Here’s about how I see it.
[li]During the Great Depression, it was appropriate to call upon the federal government to exercise (and expand) its powers because the problem was of a truly national nature, and could arguably only be addressed with a national solution. [/li][li]During the civil rights era, it was appropriate to call upon the federal government to exercise (and, again, expand) its powers because the states were not addressing the problem and were, in many cases, actively contributing to it.[/li][li]During the late 60s and early 70s (LBJ-era Great Society, for example), liberals saw what the New Deal and the civil rights era had accomplished, and accordingly viewed it as appropriate to use the federal government to combat general social ills – not only were these ills of a national scope (meaning, due to economy of scale, that the federal government might be better equipped to tackle them), but the states often seemed to want to do little.[/li][li]For much of this time, and up until the 90s, Democrats controlled Congress. Thus, it was natural for liberals to turn to Washington, D.C. to address and achieve their policy goals.[/li][/ul]
Taken together, these things have led to a disturbing and complacent reliance by liberals (and by the Democratic Party) on the federal government as the place where things can (and should) be done. Which is unfortunate, for at least three reasons: 1) it causes them to put less energy and focus on local and state politics, in many cases barely bothering to contest elections at these levels; 2) it hurts them on the national stage, as they’re easily typecast as being in favor of federal bureaucracy for every problem, come hell or high water, a charge that resonates with swing voters; and 3) it’s a false assumption that often leads to bad policy. There are many things that I believe are best done by the federal government. But there are many other things that it seems are best, or most appropriately, done by the states. And still others that are best left in the hands of private industry. While the Democratic Leadership Council, for all its blemishes, has made inroads toward repudiating the idea that Democrats are hostile to the market, it appears that they, and liberals generally, are still directing their policy initiatives toward the federal level and giving fairly short shrift to state and local government.

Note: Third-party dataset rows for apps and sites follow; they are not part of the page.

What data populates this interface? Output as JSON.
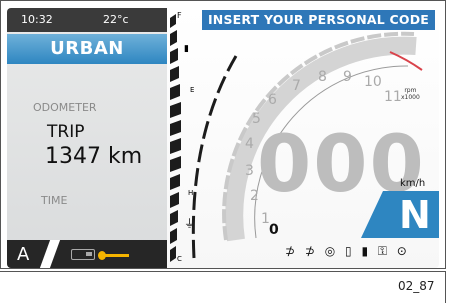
{
  "status_bar": {
    "time": "10:32",
    "temperature": "22°c"
  },
  "mode_title": "URBAN",
  "odometer_label": "ODOMETER",
  "trip_label": "TRIP",
  "trip_value": "1347 km",
  "time_label": "TIME",
  "riding_mode": "A",
  "header_message": "INSERT YOUR PERSONAL CODE",
  "fuel_scale": {
    "full": "F",
    "half": "E",
    "low": "H",
    "empty": "C"
  },
  "tachometer": {
    "ticks": [
      "1",
      "2",
      "3",
      "4",
      "5",
      "6",
      "7",
      "8",
      "9",
      "10",
      "11"
    ],
    "unit_line1": "rpm",
    "unit_line2": "x1000"
  },
  "speed": {
    "value": "000",
    "unit": "km/h"
  },
  "gear": "N",
  "zero_mark": "0",
  "indicators": [
    "headlight-icon",
    "high-beam-icon",
    "abs-icon",
    "fuel-reserve-icon",
    "battery-icon",
    "key-icon",
    "location-icon"
  ],
  "indicator_glyphs": "⊅ ⊅ ◎ ▯ ▮ ⚿ ⊙",
  "figure_code": "02_87",
  "colors": {
    "accent_blue": "#2e86c1",
    "header_blue": "#2e77b8",
    "warning_yellow": "#f5b400",
    "redline": "#d9434b"
  }
}
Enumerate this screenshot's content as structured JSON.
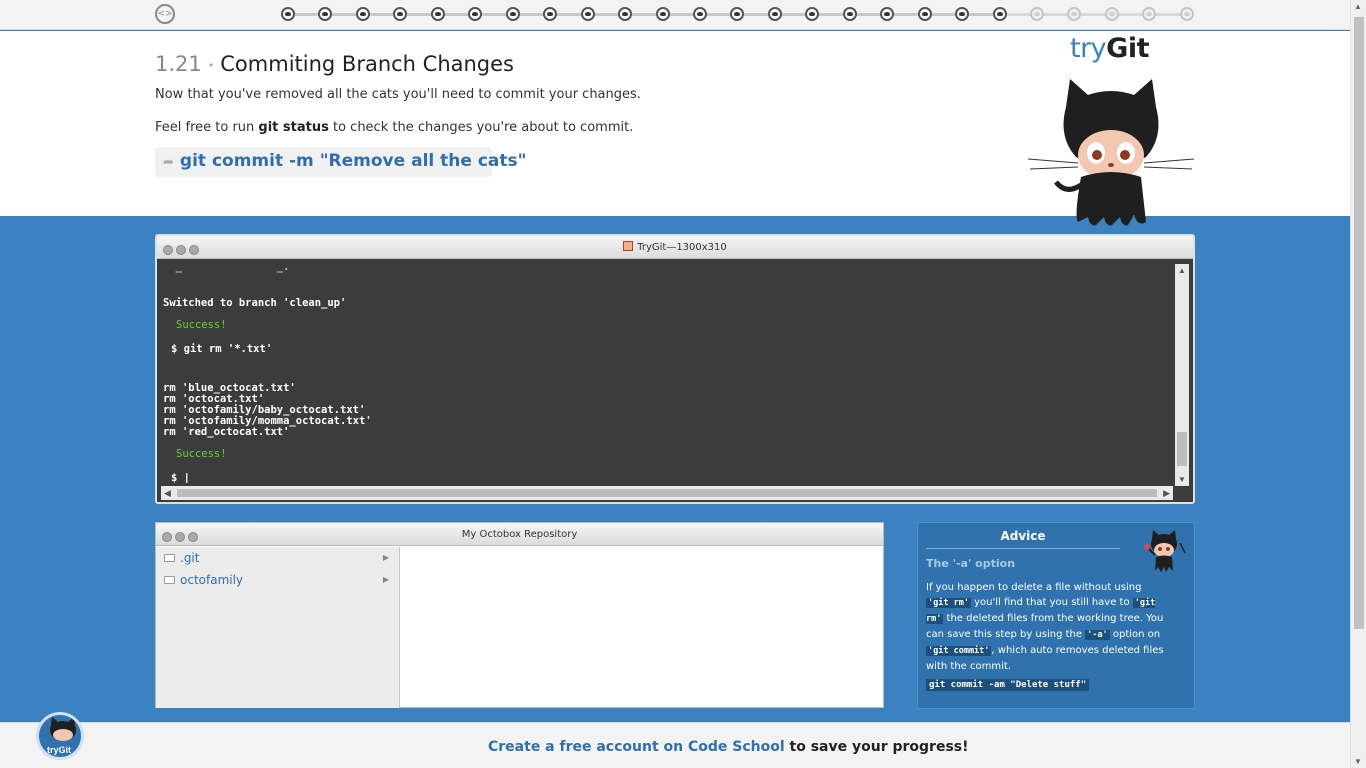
{
  "progress": {
    "total_steps": 25,
    "completed_steps": 20
  },
  "lesson": {
    "number": "1.21",
    "title": "Commiting Branch Changes",
    "paragraph1": "Now that you've removed all the cats you'll need to commit your changes.",
    "paragraph2_before": "Feel free to run ",
    "paragraph2_cmd": "git status",
    "paragraph2_after": " to check the changes you're about to commit.",
    "command": "git commit -m \"Remove all the cats\""
  },
  "logo": {
    "try": "try",
    "git": "Git"
  },
  "terminal": {
    "title": "TryGit—1300x310",
    "lines": [
      "Switched to branch 'clean_up'",
      "Success!",
      "$ git rm '*.txt'",
      "rm 'blue_octocat.txt'",
      "rm 'octocat.txt'",
      "rm 'octofamily/baby_octocat.txt'",
      "rm 'octofamily/momma_octocat.txt'",
      "rm 'red_octocat.txt'",
      "Success!",
      "$ |"
    ]
  },
  "repository": {
    "title": "My Octobox Repository",
    "items": [
      ".git",
      "octofamily"
    ]
  },
  "advice": {
    "title": "Advice",
    "subtitle": "The '-a' option",
    "t1": "If you happen to delete a file without using ",
    "c1": "'git rm'",
    "t2": " you'll find that you still have to ",
    "c2": "'git rm'",
    "t3": " the deleted files from the working tree. You can save this step by using the ",
    "c3": "'-a'",
    "t4": " option on ",
    "c4": "'git commit'",
    "t5": ", which auto removes deleted files with the commit.",
    "command": "git commit -am \"Delete stuff\""
  },
  "footer": {
    "link": "Create a free account on Code School",
    "text": " to save your progress!"
  },
  "badge": {
    "label": "tryGit"
  },
  "colors": {
    "accent": "#3b82c0",
    "success": "#6ccf3a",
    "link": "#2f6fb0"
  }
}
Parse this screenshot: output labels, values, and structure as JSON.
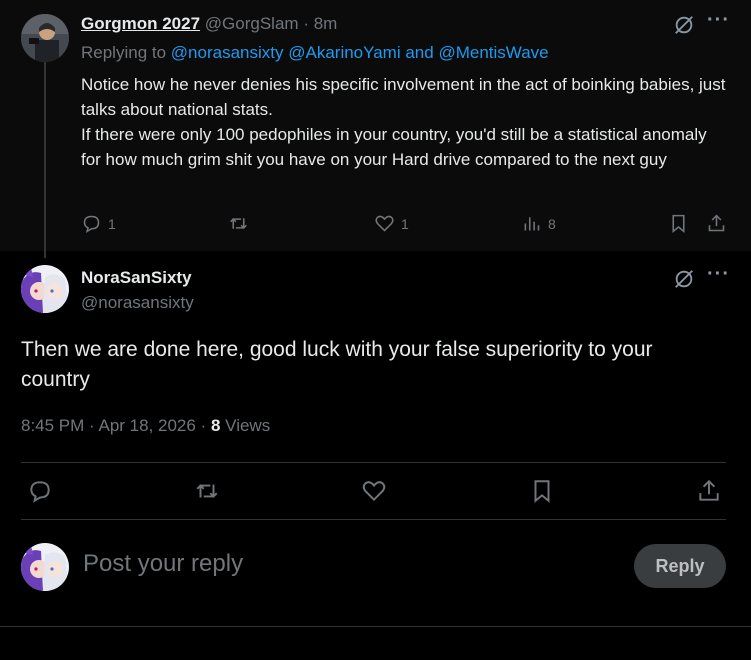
{
  "parent_tweet": {
    "author_name": "Gorgmon 2027",
    "handle": "@GorgSlam",
    "time": "· 8m",
    "replying_prefix": "Replying to",
    "replying_to": [
      "@norasansixty",
      "@AkarinoYami"
    ],
    "replying_and": "and",
    "replying_last": "@MentisWave",
    "body_line1": "Notice how he never denies his specific involvement in the act of boinking babies, just talks about national stats.",
    "body_line2": "If there were only 100 pedophiles in your country, you'd still be a statistical anomaly for how much grim shit you have on your Hard drive compared to the next guy",
    "reply_count": "1",
    "like_count": "1",
    "view_count": "8"
  },
  "main_tweet": {
    "author_name": "NoraSanSixty",
    "handle": "@norasansixty",
    "body": "Then we are done here, good luck with your false superiority to your country",
    "timestamp": "8:45 PM · Apr 18, 2026 ·",
    "views_count": "8",
    "views_label": "Views"
  },
  "reply_box": {
    "placeholder": "Post your reply",
    "button_label": "Reply"
  },
  "icons": [
    "grok-icon",
    "more-icon",
    "reply-icon",
    "retweet-icon",
    "like-icon",
    "views-icon",
    "bookmark-icon",
    "share-icon"
  ],
  "colors": {
    "background": "#000000",
    "text": "#e7e9ea",
    "muted": "#71767b",
    "link": "#1d9bf0"
  }
}
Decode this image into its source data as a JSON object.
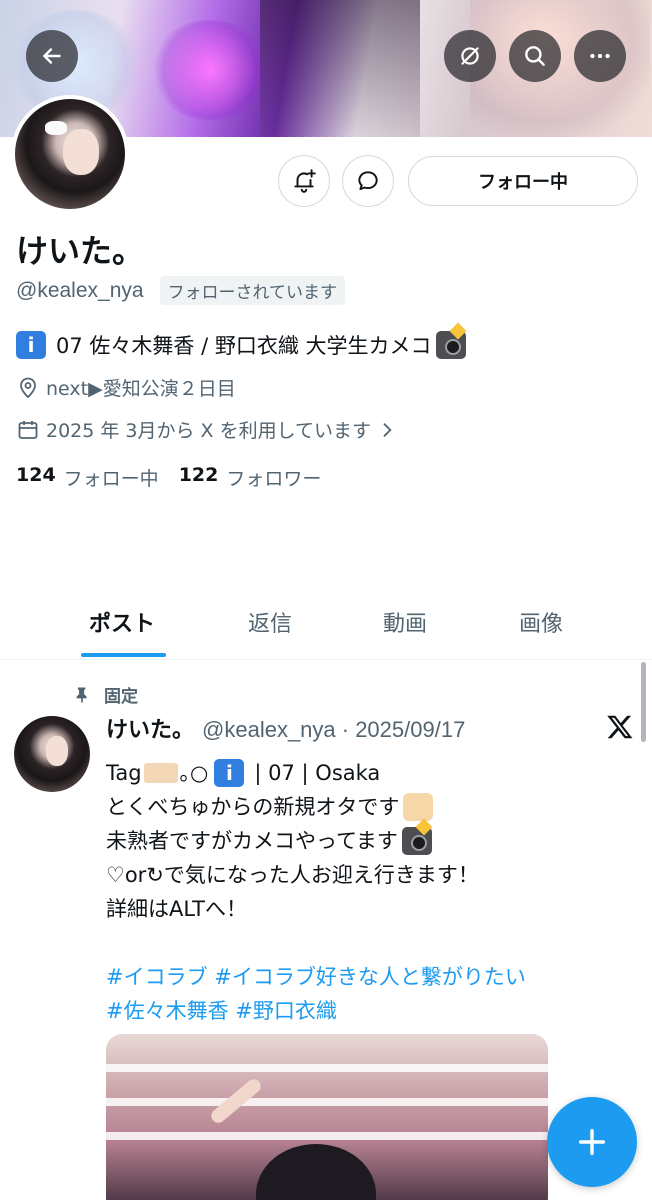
{
  "profile": {
    "name": "けいた。",
    "handle": "@kealex_nya",
    "follows_you": "フォローされています",
    "bio": "07 佐々木舞香 / 野口衣織 大学生カメコ",
    "location": "next▶愛知公演２日目",
    "joined": "2025 年 3月から X を利用しています",
    "following_count": "124",
    "following_label": "フォロー中",
    "followers_count": "122",
    "followers_label": "フォロワー"
  },
  "actions": {
    "follow_button": "フォロー中"
  },
  "tabs": [
    {
      "label": "ポスト",
      "active": true
    },
    {
      "label": "返信",
      "active": false
    },
    {
      "label": "動画",
      "active": false
    },
    {
      "label": "画像",
      "active": false
    }
  ],
  "post": {
    "pinned_label": "固定",
    "author_name": "けいた。",
    "author_meta": "@kealex_nya · 2025/09/17",
    "line1_prefix": "Tag",
    "line1_mid": "｡○",
    "line1_suffix": "| 07 | Osaka",
    "line2": "とくべちゅからの新規オタです",
    "line3": "未熟者ですがカメコやってます",
    "line4": "♡or↻で気になった人お迎え行きます！",
    "line5": "詳細はALTへ！",
    "hashtags_line1": "#イコラブ #イコラブ好きな人と繋がりたい",
    "hashtags_line2": "#佐々木舞香 #野口衣織"
  },
  "colors": {
    "accent": "#1d9bf0",
    "text_primary": "#0f1419",
    "text_secondary": "#536471"
  },
  "icons": [
    "back-arrow-icon",
    "grok-icon",
    "search-icon",
    "more-icon",
    "notify-bell-icon",
    "message-icon",
    "location-pin-icon",
    "calendar-icon",
    "chevron-right-icon",
    "pin-icon",
    "x-logo-icon",
    "plus-icon",
    "info-emoji-icon",
    "camera-flash-emoji-icon",
    "raised-hands-emoji-icon",
    "tag-emoji-icon"
  ]
}
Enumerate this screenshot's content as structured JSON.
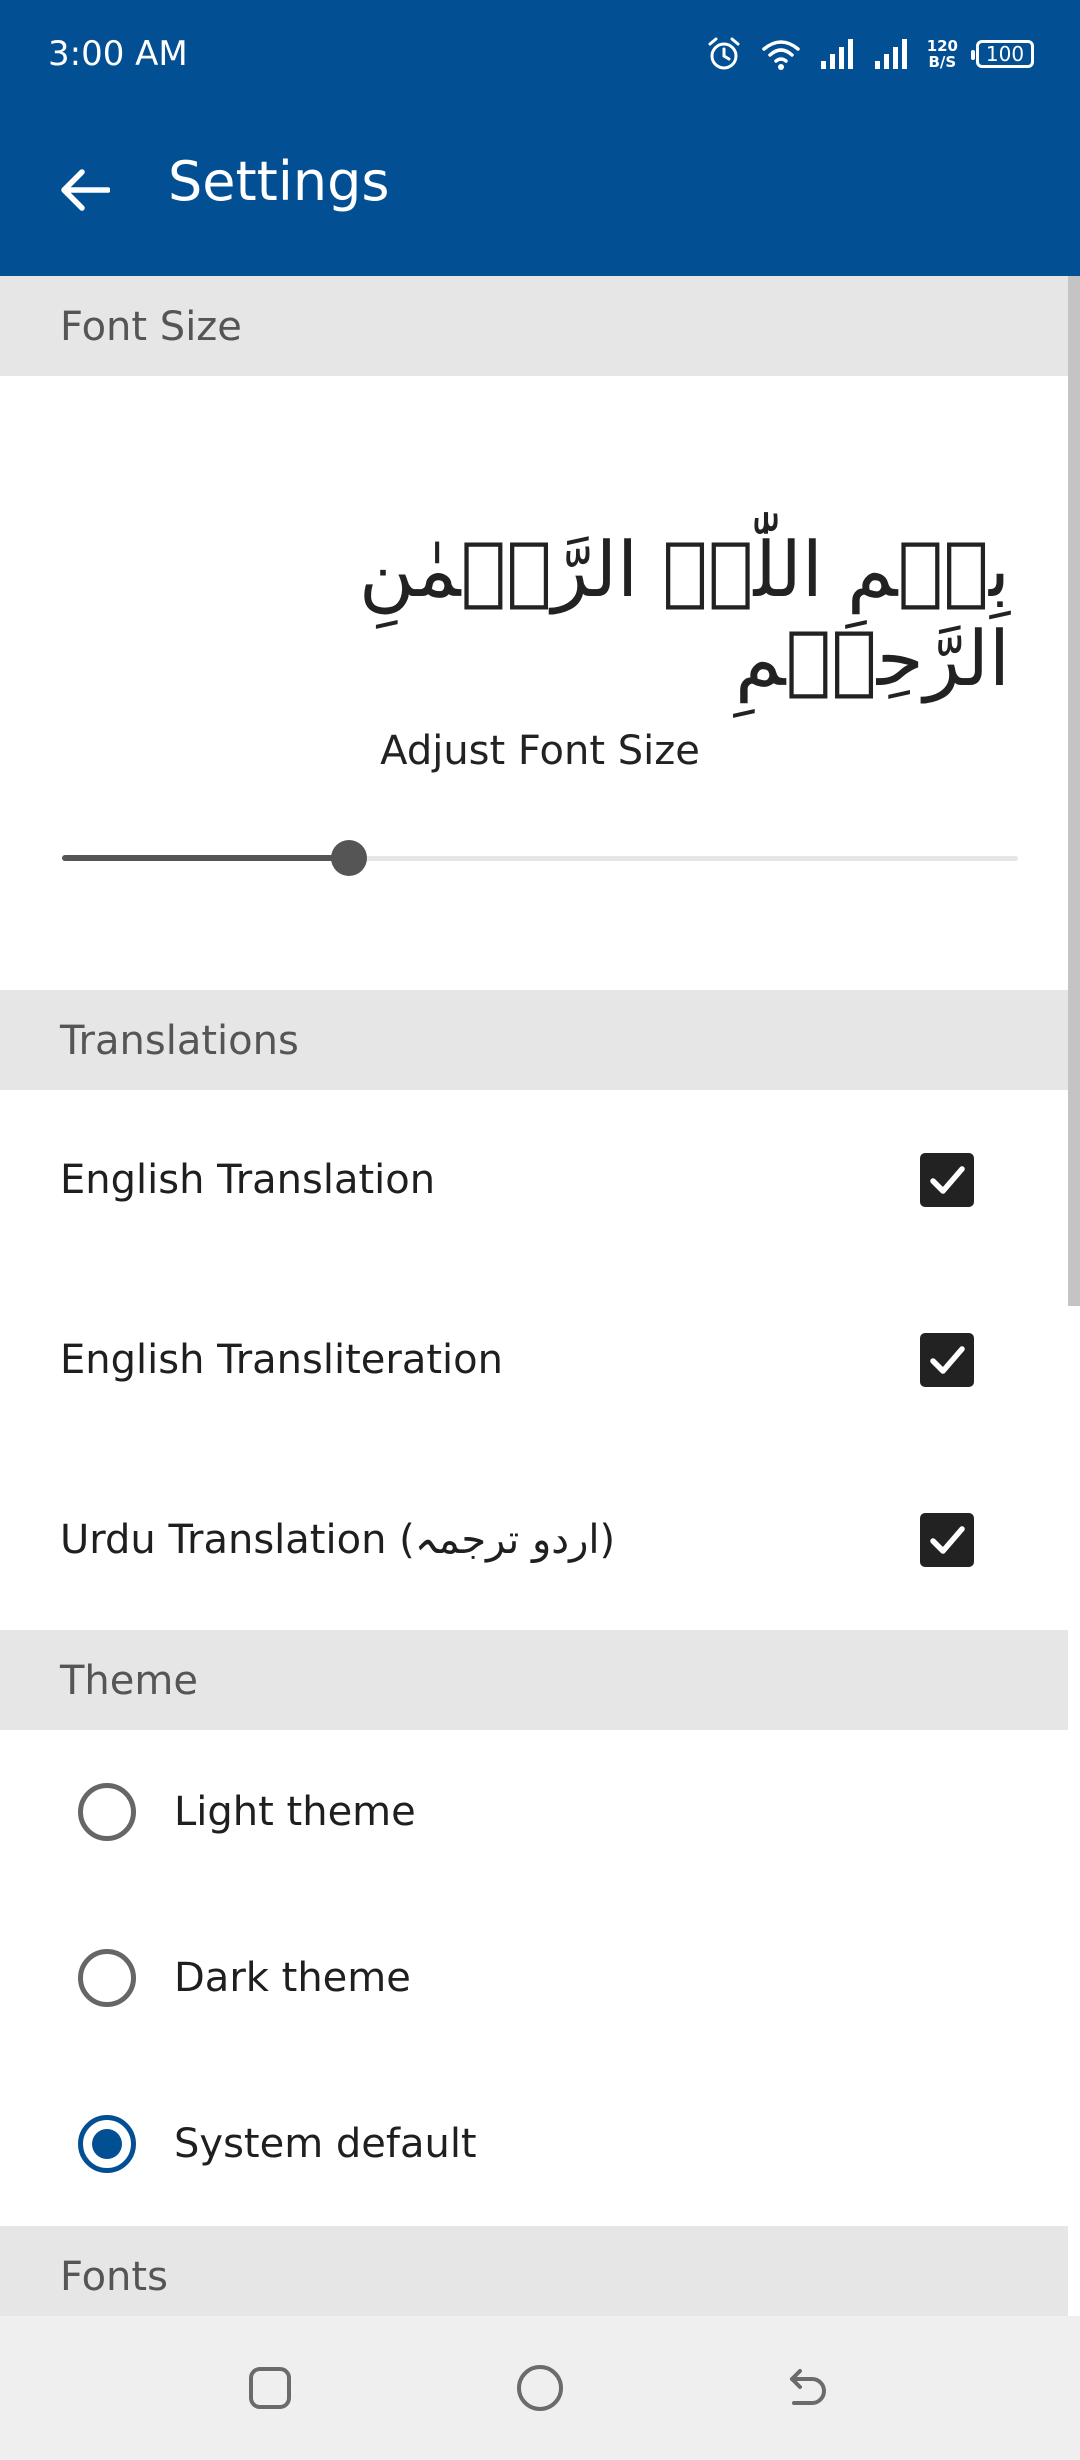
{
  "status_bar": {
    "time": "3:00 AM",
    "speed_top": "120",
    "speed_bottom": "B/S",
    "battery": "100"
  },
  "app_bar": {
    "title": "Settings"
  },
  "sections": {
    "font_size": "Font Size",
    "translations": "Translations",
    "theme": "Theme",
    "fonts": "Fonts"
  },
  "font_size": {
    "sample_text": "بِسۡمِ اللّٰہِ الرَّحۡمٰنِ الرَّحِیۡمِ",
    "adjust_label": "Adjust Font Size",
    "slider_value": 0.3
  },
  "translations": [
    {
      "label": "English Translation",
      "checked": true
    },
    {
      "label": "English Transliteration",
      "checked": true
    },
    {
      "label": "Urdu Translation (اردو ترجمہ)",
      "checked": true
    }
  ],
  "theme": {
    "options": [
      {
        "label": "Light theme",
        "selected": false
      },
      {
        "label": "Dark theme",
        "selected": false
      },
      {
        "label": "System default",
        "selected": true
      }
    ]
  },
  "colors": {
    "primary": "#034f93",
    "section_bg": "#e6e6e6",
    "navbar_bg": "#efefef"
  },
  "icons": {
    "back": "arrow-left-icon",
    "alarm": "alarm-icon",
    "wifi": "wifi-icon",
    "signal": "signal-icon",
    "battery": "battery-icon",
    "nav_recents": "square-icon",
    "nav_home": "circle-icon",
    "nav_back": "back-arrow-icon"
  }
}
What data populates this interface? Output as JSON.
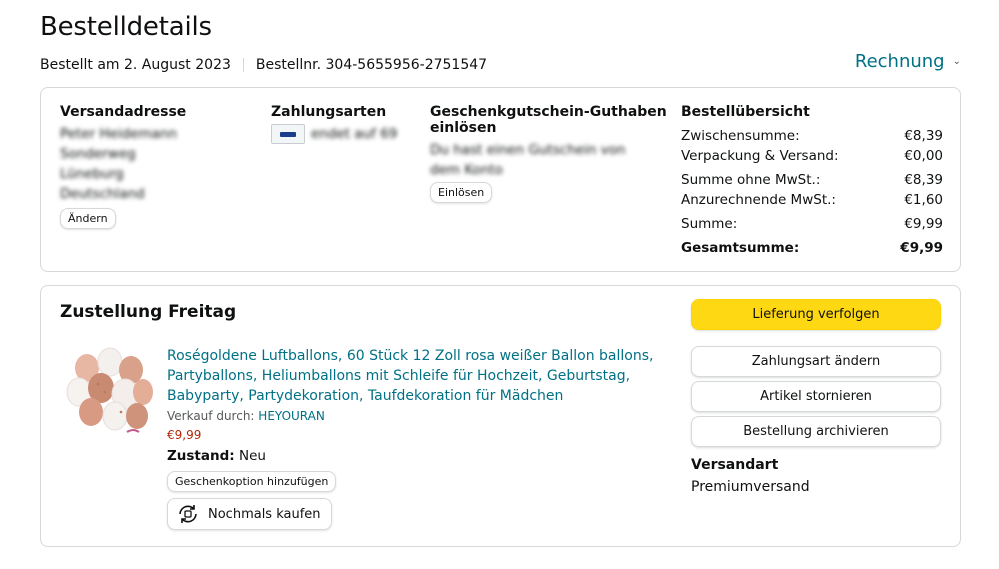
{
  "header": {
    "title": "Bestelldetails",
    "ordered_on": "Bestellt am 2. August 2023",
    "order_number": "Bestellnr. 304-5655956-2751547",
    "invoice_label": "Rechnung"
  },
  "summary_box": {
    "shipping_address": {
      "heading": "Versandadresse",
      "lines": [
        "Peter Heidemann",
        "Sonderweg",
        "Lüneburg",
        "Deutschland"
      ],
      "change_label": "Ändern"
    },
    "payment": {
      "heading": "Zahlungsarten",
      "card_text": "endet auf 69"
    },
    "gift_card": {
      "heading_line1": "Geschenkgutschein-Guthaben",
      "heading_line2": "einlösen",
      "lines": [
        "Du hast einen Gutschein von",
        "dem Konto"
      ],
      "redeem_label": "Einlösen"
    },
    "order_summary": {
      "heading": "Bestellübersicht",
      "rows": [
        {
          "label": "Zwischensumme:",
          "value": "€8,39"
        },
        {
          "label": "Verpackung & Versand:",
          "value": "€0,00"
        },
        {
          "label": "Summe ohne MwSt.:",
          "value": "€8,39"
        },
        {
          "label": "Anzurechnende MwSt.:",
          "value": "€1,60"
        },
        {
          "label": "Summe:",
          "value": "€9,99"
        },
        {
          "label": "Gesamtsumme:",
          "value": "€9,99"
        }
      ]
    }
  },
  "delivery": {
    "title": "Zustellung Freitag",
    "product": {
      "title": "Roségoldene Luftballons, 60 Stück 12 Zoll rosa weißer Ballon ballons, Partyballons, Heliumballons mit Schleife für Hochzeit, Geburtstag, Babyparty, Partydekoration, Taufdekoration für Mädchen",
      "seller_prefix": "Verkauf durch:",
      "seller": "HEYOURAN",
      "price": "€9,99",
      "condition_label": "Zustand:",
      "condition_value": "Neu",
      "gift_option_label": "Geschenkoption hinzufügen",
      "buy_again_label": "Nochmals kaufen"
    },
    "actions": {
      "track": "Lieferung verfolgen",
      "change_payment": "Zahlungsart ändern",
      "cancel": "Artikel stornieren",
      "archive": "Bestellung archivieren"
    },
    "shipping_method_label": "Versandart",
    "shipping_method_value": "Premiumversand"
  },
  "colors": {
    "link": "#007185",
    "primary_button": "#ffd814",
    "price": "#b12704",
    "border": "#d5d9d9"
  }
}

It’s my contention that the Democratic Party, liberal causes, and the country as a whole would be best served if the Democrats were to re-energize their efforts towards states and localities, even if it meant admitting that the federal government is not the solution to all of life’s problems. While I believe that the states-as-laboratories-of-democracy idea is at best unworkable and at worst dangerous, I don’t think there’s anything inherent about the concept of federalism that should cause it to hew to one political ideology over another…except that liberals assume that states, given the freedom to do so, will implement conservative policies. That may be true, at least in large part. If so, so what? Get on the ground and go change people’s minds. Yes, that means that you have to persuade fifty sets of citizens, rather than muster enough of a majority to pass legislation. Fine. The bulk of domestic policy issues are better handled closer to the ground, and if that means that you allow Montanans to choose lower taxes over social programs, so be it. It also means that Iowa or Minnesota or New Mexico might end up more progressive, on the whole, than they would otherwise.
My only concern in this respect is that which drove the civil rights movement, protection of the rights of minorities – which is why I’ve envisioned (and articulated elsewhere) a robust role for the state and federal courts in acting as a countermajoritarian foil to ensure a fair, open, and representative political process.
Anyway, I guess the debate is twofold: First, would it be a good idea for the Democrats to place less emphasis on federal policy? What would be the result if they did so? And second, is there something inherent in federalism – that is, to greater state and local autonomy – that makes it less conducive to the success of liberal policy positions?